*Excerpted records*.
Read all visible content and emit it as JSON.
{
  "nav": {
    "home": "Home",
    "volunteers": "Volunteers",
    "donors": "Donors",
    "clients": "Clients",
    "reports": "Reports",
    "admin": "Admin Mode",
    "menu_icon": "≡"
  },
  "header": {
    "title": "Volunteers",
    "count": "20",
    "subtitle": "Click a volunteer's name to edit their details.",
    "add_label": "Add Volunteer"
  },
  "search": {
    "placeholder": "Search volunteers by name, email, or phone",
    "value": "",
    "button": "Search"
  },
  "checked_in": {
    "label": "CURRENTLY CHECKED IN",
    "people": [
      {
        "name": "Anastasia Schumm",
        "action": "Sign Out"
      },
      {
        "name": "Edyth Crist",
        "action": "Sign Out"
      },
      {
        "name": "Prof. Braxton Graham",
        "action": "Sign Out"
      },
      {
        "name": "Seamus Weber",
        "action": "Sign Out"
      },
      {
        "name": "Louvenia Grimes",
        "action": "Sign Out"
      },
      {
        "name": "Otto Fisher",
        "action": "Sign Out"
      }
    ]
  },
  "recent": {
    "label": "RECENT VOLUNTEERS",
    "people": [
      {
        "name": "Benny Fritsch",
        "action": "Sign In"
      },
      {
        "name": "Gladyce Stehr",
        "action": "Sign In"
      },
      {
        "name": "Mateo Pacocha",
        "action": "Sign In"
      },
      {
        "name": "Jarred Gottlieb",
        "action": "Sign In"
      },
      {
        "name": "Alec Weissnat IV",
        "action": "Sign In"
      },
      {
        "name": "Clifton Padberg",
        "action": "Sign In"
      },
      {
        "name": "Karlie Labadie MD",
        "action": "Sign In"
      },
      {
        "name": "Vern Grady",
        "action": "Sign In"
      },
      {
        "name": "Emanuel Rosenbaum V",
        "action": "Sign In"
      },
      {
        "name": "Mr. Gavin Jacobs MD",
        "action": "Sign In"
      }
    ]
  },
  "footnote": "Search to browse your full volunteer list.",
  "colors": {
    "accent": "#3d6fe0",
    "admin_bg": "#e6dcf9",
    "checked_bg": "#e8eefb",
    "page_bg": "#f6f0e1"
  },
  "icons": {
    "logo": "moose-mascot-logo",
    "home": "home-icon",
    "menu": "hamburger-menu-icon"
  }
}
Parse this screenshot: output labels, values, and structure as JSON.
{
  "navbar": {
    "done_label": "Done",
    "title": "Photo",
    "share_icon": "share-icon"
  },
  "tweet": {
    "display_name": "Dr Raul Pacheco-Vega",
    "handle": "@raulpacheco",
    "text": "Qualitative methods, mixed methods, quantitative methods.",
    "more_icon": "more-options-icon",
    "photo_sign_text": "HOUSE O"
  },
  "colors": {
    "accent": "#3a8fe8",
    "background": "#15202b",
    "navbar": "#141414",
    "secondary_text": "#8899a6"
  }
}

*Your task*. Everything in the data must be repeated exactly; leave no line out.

*Output for this exercise*.
Read all visible content and emit it as JSON.
{
  "nav": {
    "home": "Home",
    "volunteers": "Volunteers",
    "donors": "Donors",
    "clients": "Clients",
    "reports": "Reports",
    "admin": "Admin Mode",
    "menu_icon": "≡"
  },
  "header": {
    "title": "Volunteers",
    "count": "20",
    "subtitle": "Click a volunteer's name to edit their details.",
    "add_label": "Add Volunteer"
  },
  "search": {
    "placeholder": "Search volunteers by name, email, or phone",
    "value": "",
    "button": "Search"
  },
  "checked_in": {
    "label": "CURRENTLY CHECKED IN",
    "people": [
      {
        "name": "Anastasia Schumm",
        "action": "Sign Out"
      },
      {
        "name": "Edyth Crist",
        "action": "Sign Out"
      },
      {
        "name": "Prof. Braxton Graham",
        "action": "Sign Out"
      },
      {
        "name": "Seamus Weber",
        "action": "Sign Out"
      },
      {
        "name": "Louvenia Grimes",
        "action": "Sign Out"
      },
      {
        "name": "Otto Fisher",
        "action": "Sign Out"
      }
    ]
  },
  "recent": {
    "label": "RECENT VOLUNTEERS",
    "people": [
      {
        "name": "Benny Fritsch",
        "action": "Sign In"
      },
      {
        "name": "Gladyce Stehr",
        "action": "Sign In"
      },
      {
        "name": "Mateo Pacocha",
        "action": "Sign In"
      },
      {
        "name": "Jarred Gottlieb",
        "action": "Sign In"
      },
      {
        "name": "Alec Weissnat IV",
        "action": "Sign In"
      },
      {
        "name": "Clifton Padberg",
        "action": "Sign In"
      },
      {
        "name": "Karlie Labadie MD",
        "action": "Sign In"
      },
      {
        "name": "Vern Grady",
        "action": "Sign In"
      },
      {
        "name": "Emanuel Rosenbaum V",
        "action": "Sign In"
      },
      {
        "name": "Mr. Gavin Jacobs MD",
        "action": "Sign In"
      }
    ]
  },
  "footnote": "Search to browse your full volunteer list.",
  "colors": {
    "accent": "#3d6fe0",
    "admin_bg": "#e6dcf9",
    "checked_bg": "#e8eefb",
    "page_bg": "#f6f0e1"
  },
  "icons": {
    "logo": "moose-mascot-logo",
    "home": "home-icon",
    "menu": "hamburger-menu-icon"
  }
}
Parse this screenshot: output labels, values, and structure as JSON.
{
  "navbar": {
    "done_label": "Done",
    "title": "Photo",
    "share_icon": "share-icon"
  },
  "tweet": {
    "display_name": "Dr Raul Pacheco-Vega",
    "handle": "@raulpacheco",
    "text": "Qualitative methods, mixed methods, quantitative methods.",
    "more_icon": "more-options-icon",
    "photo_sign_text": "HOUSE O"
  },
  "colors": {
    "accent": "#3a8fe8",
    "background": "#15202b",
    "navbar": "#141414",
    "secondary_text": "#8899a6"
  }
}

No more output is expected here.